■ **Prompt**
Leave every entry as it is and write the data out in full.

■ **Entries from a dataset of interfaces**
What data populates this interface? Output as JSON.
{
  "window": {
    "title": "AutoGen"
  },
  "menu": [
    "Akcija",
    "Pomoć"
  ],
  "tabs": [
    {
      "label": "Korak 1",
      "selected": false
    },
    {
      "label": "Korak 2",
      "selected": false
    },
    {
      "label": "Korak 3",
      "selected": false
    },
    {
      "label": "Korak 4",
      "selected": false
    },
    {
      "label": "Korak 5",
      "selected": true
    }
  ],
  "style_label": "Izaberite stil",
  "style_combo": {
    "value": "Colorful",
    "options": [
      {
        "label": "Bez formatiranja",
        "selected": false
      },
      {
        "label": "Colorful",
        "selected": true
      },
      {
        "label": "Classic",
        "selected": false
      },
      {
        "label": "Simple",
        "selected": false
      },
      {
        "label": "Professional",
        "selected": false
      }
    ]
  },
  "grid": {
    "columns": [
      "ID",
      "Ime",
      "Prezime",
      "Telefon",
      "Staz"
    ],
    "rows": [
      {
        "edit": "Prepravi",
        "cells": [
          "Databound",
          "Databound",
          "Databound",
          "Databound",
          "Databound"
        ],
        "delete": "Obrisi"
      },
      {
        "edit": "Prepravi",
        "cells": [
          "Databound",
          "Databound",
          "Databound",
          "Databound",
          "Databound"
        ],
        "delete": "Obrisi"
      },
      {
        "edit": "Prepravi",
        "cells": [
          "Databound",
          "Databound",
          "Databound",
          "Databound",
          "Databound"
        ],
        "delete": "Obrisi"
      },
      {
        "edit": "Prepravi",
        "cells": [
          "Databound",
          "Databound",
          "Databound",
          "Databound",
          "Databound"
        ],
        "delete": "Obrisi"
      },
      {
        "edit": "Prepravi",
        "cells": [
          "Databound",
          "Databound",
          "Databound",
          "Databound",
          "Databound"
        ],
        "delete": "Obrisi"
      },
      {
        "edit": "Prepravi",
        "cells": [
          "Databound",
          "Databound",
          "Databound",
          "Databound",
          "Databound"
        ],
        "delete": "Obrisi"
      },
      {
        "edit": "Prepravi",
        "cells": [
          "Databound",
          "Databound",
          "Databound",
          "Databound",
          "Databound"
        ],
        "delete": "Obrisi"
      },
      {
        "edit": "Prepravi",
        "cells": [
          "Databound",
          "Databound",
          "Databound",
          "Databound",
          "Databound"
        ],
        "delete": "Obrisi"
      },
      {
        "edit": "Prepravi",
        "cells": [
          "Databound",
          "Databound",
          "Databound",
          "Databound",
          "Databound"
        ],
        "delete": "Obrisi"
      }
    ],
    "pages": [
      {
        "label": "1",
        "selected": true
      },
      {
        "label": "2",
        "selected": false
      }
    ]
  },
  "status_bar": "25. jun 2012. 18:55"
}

■ **Your response**
What data populates this interface? Output as JSON.
{
  "window": {
    "title": "AutoGen"
  },
  "menu": [
    "Akcija",
    "Pomoć"
  ],
  "tabs": [
    {
      "label": "Korak 1",
      "selected": false
    },
    {
      "label": "Korak 2",
      "selected": false
    },
    {
      "label": "Korak 3",
      "selected": false
    },
    {
      "label": "Korak 4",
      "selected": false
    },
    {
      "label": "Korak 5",
      "selected": true
    }
  ],
  "style_label": "Izaberite stil",
  "style_combo": {
    "value": "Colorful",
    "options": [
      {
        "label": "Bez formatiranja",
        "selected": false
      },
      {
        "label": "Colorful",
        "selected": true
      },
      {
        "label": "Classic",
        "selected": false
      },
      {
        "label": "Simple",
        "selected": false
      },
      {
        "label": "Professional",
        "selected": false
      }
    ]
  },
  "grid": {
    "columns": [
      "ID",
      "Ime",
      "Prezime",
      "Telefon",
      "Staz"
    ],
    "rows": [
      {
        "edit": "Prepravi",
        "cells": [
          "Databound",
          "Databound",
          "Databound",
          "Databound",
          "Databound"
        ],
        "delete": "Obrisi"
      },
      {
        "edit": "Prepravi",
        "cells": [
          "Databound",
          "Databound",
          "Databound",
          "Databound",
          "Databound"
        ],
        "delete": "Obrisi"
      },
      {
        "edit": "Prepravi",
        "cells": [
          "Databound",
          "Databound",
          "Databound",
          "Databound",
          "Databound"
        ],
        "delete": "Obrisi"
      },
      {
        "edit": "Prepravi",
        "cells": [
          "Databound",
          "Databound",
          "Databound",
          "Databound",
          "Databound"
        ],
        "delete": "Obrisi"
      },
      {
        "edit": "Prepravi",
        "cells": [
          "Databound",
          "Databound",
          "Databound",
          "Databound",
          "Databound"
        ],
        "delete": "Obrisi"
      },
      {
        "edit": "Prepravi",
        "cells": [
          "Databound",
          "Databound",
          "Databound",
          "Databound",
          "Databound"
        ],
        "delete": "Obrisi"
      },
      {
        "edit": "Prepravi",
        "cells": [
          "Databound",
          "Databound",
          "Databound",
          "Databound",
          "Databound"
        ],
        "delete": "Obrisi"
      },
      {
        "edit": "Prepravi",
        "cells": [
          "Databound",
          "Databound",
          "Databound",
          "Databound",
          "Databound"
        ],
        "delete": "Obrisi"
      },
      {
        "edit": "Prepravi",
        "cells": [
          "Databound",
          "Databound",
          "Databound",
          "Databound",
          "Databound"
        ],
        "delete": "Obrisi"
      }
    ],
    "pages": [
      {
        "label": "1",
        "selected": true
      },
      {
        "label": "2",
        "selected": false
      }
    ]
  },
  "status_bar": "25. jun 2012. 18:55"
}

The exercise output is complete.